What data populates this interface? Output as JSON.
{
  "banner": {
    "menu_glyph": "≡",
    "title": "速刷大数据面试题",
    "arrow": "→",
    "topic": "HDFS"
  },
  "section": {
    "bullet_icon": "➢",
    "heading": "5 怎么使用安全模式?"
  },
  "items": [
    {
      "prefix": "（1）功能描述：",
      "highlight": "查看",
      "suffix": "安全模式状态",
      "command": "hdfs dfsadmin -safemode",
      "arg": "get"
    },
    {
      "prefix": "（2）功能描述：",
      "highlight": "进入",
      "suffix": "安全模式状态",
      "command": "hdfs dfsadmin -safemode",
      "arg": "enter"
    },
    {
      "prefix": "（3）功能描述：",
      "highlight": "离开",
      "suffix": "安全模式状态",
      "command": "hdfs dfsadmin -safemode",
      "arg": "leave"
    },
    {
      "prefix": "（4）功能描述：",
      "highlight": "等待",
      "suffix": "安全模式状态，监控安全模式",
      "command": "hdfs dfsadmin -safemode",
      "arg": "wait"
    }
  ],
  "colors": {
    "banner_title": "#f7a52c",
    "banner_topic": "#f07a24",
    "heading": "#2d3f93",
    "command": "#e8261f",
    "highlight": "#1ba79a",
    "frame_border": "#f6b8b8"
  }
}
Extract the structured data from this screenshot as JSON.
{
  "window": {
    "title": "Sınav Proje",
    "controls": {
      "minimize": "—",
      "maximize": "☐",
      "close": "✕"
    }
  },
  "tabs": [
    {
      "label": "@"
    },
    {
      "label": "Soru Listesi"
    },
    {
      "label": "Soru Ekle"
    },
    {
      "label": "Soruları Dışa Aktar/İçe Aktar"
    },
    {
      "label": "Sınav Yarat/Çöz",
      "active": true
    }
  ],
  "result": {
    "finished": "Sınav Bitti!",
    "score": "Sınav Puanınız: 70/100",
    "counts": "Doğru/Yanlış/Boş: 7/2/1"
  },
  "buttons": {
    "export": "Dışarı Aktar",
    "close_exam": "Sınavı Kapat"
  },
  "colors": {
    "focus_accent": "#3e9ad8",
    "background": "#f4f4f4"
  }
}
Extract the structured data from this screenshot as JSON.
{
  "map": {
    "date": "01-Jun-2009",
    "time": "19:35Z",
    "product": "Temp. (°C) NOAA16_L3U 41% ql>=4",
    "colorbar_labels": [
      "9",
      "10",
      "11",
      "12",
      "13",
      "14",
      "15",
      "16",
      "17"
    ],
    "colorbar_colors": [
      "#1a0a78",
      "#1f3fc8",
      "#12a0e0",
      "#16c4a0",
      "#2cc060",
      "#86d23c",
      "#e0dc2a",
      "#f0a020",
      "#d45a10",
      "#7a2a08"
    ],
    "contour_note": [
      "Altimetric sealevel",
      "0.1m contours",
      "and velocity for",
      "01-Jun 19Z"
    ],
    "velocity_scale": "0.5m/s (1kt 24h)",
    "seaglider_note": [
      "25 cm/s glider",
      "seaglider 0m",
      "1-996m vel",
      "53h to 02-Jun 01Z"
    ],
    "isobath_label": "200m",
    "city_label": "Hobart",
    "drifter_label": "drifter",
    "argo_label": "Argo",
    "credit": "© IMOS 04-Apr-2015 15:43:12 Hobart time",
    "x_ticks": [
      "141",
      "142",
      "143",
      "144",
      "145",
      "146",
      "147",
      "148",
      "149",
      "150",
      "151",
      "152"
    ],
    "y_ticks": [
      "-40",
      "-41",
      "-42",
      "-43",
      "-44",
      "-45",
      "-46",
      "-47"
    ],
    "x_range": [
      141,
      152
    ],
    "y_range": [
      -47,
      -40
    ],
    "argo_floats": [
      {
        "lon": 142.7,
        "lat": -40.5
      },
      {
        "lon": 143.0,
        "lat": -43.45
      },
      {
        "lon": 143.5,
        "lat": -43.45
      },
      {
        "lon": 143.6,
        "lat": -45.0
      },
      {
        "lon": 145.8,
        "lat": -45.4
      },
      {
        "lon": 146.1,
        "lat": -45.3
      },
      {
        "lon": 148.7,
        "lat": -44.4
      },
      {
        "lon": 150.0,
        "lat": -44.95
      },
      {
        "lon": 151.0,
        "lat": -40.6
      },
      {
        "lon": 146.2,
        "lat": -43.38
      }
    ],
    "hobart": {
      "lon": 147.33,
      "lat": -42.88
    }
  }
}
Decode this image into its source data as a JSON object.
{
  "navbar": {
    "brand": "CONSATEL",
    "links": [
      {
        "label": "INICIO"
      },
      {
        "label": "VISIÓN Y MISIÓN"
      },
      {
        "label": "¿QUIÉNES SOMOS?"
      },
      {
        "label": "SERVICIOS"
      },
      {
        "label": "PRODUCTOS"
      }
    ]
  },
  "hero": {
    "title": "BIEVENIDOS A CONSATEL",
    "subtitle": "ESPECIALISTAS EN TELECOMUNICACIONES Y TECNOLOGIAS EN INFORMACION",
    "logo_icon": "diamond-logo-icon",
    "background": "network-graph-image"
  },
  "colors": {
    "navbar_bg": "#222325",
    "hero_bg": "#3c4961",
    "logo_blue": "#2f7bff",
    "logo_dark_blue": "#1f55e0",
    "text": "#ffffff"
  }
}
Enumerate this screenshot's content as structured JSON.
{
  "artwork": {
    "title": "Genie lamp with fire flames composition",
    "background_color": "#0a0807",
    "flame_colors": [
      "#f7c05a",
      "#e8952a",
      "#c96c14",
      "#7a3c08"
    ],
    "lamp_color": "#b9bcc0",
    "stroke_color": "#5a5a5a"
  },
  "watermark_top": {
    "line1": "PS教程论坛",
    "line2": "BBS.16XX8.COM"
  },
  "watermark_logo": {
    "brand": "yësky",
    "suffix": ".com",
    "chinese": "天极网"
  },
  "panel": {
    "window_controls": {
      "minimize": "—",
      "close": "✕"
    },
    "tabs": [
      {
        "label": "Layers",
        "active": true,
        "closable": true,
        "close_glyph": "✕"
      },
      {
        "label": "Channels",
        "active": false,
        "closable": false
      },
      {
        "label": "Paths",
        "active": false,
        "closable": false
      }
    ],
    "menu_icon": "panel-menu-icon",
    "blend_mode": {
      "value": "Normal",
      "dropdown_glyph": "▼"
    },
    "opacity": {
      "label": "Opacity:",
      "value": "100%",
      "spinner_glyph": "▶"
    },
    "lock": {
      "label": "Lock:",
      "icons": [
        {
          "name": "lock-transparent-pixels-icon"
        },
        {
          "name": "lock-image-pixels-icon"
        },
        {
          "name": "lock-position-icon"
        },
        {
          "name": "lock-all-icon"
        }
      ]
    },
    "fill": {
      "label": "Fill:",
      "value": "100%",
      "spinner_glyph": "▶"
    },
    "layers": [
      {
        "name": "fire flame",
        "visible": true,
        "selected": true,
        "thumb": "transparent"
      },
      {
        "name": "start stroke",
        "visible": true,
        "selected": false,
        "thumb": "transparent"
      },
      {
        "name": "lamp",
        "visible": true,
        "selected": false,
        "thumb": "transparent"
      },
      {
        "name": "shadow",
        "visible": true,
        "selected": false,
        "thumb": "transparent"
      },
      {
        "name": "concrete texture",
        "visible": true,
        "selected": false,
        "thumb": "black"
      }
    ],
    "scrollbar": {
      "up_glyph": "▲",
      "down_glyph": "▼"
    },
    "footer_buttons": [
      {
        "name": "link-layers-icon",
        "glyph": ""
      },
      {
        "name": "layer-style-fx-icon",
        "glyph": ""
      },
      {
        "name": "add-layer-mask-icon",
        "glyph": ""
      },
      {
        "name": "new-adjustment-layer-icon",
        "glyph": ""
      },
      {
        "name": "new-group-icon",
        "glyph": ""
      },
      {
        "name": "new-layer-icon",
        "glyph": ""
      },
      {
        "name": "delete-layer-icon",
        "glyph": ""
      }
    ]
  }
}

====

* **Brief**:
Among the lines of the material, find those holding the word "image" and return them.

* **Task output**:
Decode this image into its source data as a JSON object.
    "background": "network-graph-image"
          "name": "lock-image-pixels-icon"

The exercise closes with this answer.